Allina Health, to teachers union: Stop picketing us. Teachers: No.

Allina Health threatened to sue the state's largest teachers union for these signs.

Allina Health threatened to sue the state's largest teachers union for these signs.

When 4,800 nurses walked off the job this week to protest Allina Health's proposal to take away their collectively bargained health plans, they got a lot of sympathy and support from teachers. 

"This is more than just solidarity with our colleagues in organized labor," said Denise Specht, president of teachers union Education Minnesota. "Our 86,000 members work with students during the flu season. They get sick. When they do, we want them treated by healthy nurses with easy access to quality health care themselves. The outcome of this dispute affects us all."

The teachers union asked those of their members who are in town for summer break to join nurses' picket lines. Education Minnesota flooded its Facebook and Twitter pages with bright protest photos accompanied with statements like "Educators will be there to stand up against Allina," and "Educators Support Nurses." 

This was a problem for Allina. The hospital system tapped attorney Grant T. Collins of Felhaber Larson to write the teachers union a cease and desist letter on Tuesday. 

"Please be advised that Allina Health’s hospitals are 'health care institutions' as defined by Section 2(14) of the National Labor Relations Act," Collins wrote. "As such, any picketing activities by a union must be preceded by a 10-day notice as required by Section 8(g) of the Act. The notice requirements of Section 8(g) are applicable even if the union does not represent, or seek to represent, health care employees."

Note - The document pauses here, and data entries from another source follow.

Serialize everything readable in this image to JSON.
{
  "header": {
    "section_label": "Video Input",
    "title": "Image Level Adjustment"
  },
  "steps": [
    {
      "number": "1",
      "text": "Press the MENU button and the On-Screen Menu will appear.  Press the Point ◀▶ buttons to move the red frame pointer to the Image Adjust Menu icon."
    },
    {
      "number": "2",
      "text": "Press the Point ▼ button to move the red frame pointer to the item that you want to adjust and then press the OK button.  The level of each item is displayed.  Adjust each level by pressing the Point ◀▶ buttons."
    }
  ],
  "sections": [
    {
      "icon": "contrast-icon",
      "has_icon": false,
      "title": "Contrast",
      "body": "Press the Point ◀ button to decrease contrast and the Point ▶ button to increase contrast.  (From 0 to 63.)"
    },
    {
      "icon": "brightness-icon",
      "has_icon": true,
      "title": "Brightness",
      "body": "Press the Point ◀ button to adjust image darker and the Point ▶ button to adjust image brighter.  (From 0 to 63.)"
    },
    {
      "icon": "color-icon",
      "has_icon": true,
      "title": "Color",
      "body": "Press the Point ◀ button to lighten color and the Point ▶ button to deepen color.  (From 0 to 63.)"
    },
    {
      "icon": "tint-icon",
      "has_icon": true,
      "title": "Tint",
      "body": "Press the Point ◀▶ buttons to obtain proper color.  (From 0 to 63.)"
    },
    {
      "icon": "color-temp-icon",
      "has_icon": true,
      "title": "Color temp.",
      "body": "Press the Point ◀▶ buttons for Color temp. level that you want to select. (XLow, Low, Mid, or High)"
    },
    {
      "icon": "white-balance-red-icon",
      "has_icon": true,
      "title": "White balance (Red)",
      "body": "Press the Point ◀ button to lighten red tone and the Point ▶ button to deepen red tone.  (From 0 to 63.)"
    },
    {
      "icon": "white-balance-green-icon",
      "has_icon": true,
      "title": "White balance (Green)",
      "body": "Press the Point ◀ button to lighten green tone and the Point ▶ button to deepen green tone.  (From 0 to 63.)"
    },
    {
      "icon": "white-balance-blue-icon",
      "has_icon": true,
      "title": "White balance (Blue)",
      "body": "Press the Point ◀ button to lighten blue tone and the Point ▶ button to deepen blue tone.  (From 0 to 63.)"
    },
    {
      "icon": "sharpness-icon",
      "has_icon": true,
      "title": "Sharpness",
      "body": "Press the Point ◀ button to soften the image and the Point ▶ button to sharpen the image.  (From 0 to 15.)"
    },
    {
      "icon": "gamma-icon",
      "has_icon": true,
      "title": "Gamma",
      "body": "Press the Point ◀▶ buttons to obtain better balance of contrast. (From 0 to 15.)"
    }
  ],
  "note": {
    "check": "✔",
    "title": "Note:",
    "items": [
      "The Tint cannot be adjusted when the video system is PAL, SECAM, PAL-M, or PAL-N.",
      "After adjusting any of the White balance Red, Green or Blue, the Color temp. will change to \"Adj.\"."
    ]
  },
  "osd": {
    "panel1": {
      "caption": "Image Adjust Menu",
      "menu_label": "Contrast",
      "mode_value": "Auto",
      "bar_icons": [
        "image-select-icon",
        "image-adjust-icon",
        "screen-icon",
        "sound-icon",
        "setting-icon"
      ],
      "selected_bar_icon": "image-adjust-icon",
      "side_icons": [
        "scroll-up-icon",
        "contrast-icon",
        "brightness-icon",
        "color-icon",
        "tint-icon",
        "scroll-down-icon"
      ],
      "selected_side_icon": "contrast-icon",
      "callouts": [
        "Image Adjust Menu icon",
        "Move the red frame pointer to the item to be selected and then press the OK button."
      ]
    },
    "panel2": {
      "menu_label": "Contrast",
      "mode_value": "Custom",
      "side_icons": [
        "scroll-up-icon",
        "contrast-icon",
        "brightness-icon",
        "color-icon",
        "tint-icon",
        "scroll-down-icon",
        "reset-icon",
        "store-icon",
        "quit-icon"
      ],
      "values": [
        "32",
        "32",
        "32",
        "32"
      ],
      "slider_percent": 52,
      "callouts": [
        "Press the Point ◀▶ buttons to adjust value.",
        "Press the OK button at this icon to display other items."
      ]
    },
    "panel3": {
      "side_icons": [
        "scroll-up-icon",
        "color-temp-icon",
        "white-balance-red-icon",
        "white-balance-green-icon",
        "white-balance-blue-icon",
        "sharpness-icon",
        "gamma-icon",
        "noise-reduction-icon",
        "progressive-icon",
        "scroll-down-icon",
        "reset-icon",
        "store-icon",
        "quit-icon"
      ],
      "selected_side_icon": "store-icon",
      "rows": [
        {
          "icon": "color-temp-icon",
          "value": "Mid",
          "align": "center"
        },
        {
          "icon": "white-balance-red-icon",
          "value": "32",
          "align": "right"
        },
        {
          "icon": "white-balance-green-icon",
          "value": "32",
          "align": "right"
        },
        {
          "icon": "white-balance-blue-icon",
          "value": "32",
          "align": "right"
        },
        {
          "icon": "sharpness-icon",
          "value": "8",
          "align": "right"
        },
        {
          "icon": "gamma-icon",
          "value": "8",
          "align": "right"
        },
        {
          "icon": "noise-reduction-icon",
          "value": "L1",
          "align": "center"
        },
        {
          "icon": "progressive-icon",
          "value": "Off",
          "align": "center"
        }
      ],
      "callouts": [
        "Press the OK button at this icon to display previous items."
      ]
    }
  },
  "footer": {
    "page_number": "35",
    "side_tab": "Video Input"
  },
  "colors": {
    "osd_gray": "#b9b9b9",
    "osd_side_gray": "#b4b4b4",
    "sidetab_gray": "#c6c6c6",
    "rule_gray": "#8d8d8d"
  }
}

Allina threatened to sue if the teachers didn't step away from the nurses immediately. 


By law, unions have to give their employers 10 days notice before going on strike because bosses need a fair shot at finding replacements for them. In this case, nurses waited more than 10 days after voting to strike so that Allina could make arrangements for patients. Allina ended up hiring 1,400 temps. 

In a rankled response to Allina, Education Minnesota's Specht told the lawyer that she would take extra cautions to make sure that the teachers union, as a labor organization, did not picket Allina hospitals. However, he could expect to see more teachers than ever joining the strike in their own capacity. 

"We are happy you noticed the widespread support of nurses, but it is unfortunate that your efforts distract from the real work of settling a contract," Specht wrote. "When we notified other unions of your efforts to stop us in standing in solidarity with our brother and sister members of the Minnesota Nurses Association, they were just as appalled as we were. Educators across the state belong to more than 400 local unions that are not subject to the [National Labor Relations Act.] You will see more employees on their own time and more organizations not subject to the NLRA coming out to support nurses."

On Facebook, Education Minnesota reiterated their call for members to continue supporting nurses on strike. Teachers can wear whatever they want and carry signs saying whatever they want to write. There's just one new rule: don't imply Education Minnesota, the organization, is picketing against Allina. Instead, they're there to support their fellow unionized workers.